(Items from an interface collection)

/---

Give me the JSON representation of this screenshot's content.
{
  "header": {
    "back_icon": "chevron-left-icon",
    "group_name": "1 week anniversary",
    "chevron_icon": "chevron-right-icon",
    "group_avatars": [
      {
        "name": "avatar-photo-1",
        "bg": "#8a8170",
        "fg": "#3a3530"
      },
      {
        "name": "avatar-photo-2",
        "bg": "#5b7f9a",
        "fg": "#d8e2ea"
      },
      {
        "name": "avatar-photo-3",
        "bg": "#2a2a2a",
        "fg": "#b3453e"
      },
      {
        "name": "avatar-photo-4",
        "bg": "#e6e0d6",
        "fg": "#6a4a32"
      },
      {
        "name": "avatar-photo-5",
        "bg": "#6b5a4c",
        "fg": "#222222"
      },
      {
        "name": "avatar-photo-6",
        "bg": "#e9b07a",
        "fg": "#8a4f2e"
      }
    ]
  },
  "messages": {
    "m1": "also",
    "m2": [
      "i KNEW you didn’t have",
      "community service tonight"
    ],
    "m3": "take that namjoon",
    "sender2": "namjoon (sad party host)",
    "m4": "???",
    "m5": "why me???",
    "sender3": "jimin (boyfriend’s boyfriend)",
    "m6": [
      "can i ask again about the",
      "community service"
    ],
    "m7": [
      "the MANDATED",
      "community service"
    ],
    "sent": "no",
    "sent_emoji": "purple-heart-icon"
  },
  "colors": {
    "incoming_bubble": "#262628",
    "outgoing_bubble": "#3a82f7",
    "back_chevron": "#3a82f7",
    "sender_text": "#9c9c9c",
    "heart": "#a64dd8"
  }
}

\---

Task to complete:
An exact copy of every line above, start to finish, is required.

Answer for this exercise:
Give me the JSON representation of this screenshot's content.
{
  "header": {
    "back_icon": "chevron-left-icon",
    "group_name": "1 week anniversary",
    "chevron_icon": "chevron-right-icon",
    "group_avatars": [
      {
        "name": "avatar-photo-1",
        "bg": "#8a8170",
        "fg": "#3a3530"
      },
      {
        "name": "avatar-photo-2",
        "bg": "#5b7f9a",
        "fg": "#d8e2ea"
      },
      {
        "name": "avatar-photo-3",
        "bg": "#2a2a2a",
        "fg": "#b3453e"
      },
      {
        "name": "avatar-photo-4",
        "bg": "#e6e0d6",
        "fg": "#6a4a32"
      },
      {
        "name": "avatar-photo-5",
        "bg": "#6b5a4c",
        "fg": "#222222"
      },
      {
        "name": "avatar-photo-6",
        "bg": "#e9b07a",
        "fg": "#8a4f2e"
      }
    ]
  },
  "messages": {
    "m1": "also",
    "m2": [
      "i KNEW you didn’t have",
      "community service tonight"
    ],
    "m3": "take that namjoon",
    "sender2": "namjoon (sad party host)",
    "m4": "???",
    "m5": "why me???",
    "sender3": "jimin (boyfriend’s boyfriend)",
    "m6": [
      "can i ask again about the",
      "community service"
    ],
    "m7": [
      "the MANDATED",
      "community service"
    ],
    "sent": "no",
    "sent_emoji": "purple-heart-icon"
  },
  "colors": {
    "incoming_bubble": "#262628",
    "outgoing_bubble": "#3a82f7",
    "back_chevron": "#3a82f7",
    "sender_text": "#9c9c9c",
    "heart": "#a64dd8"
  }
}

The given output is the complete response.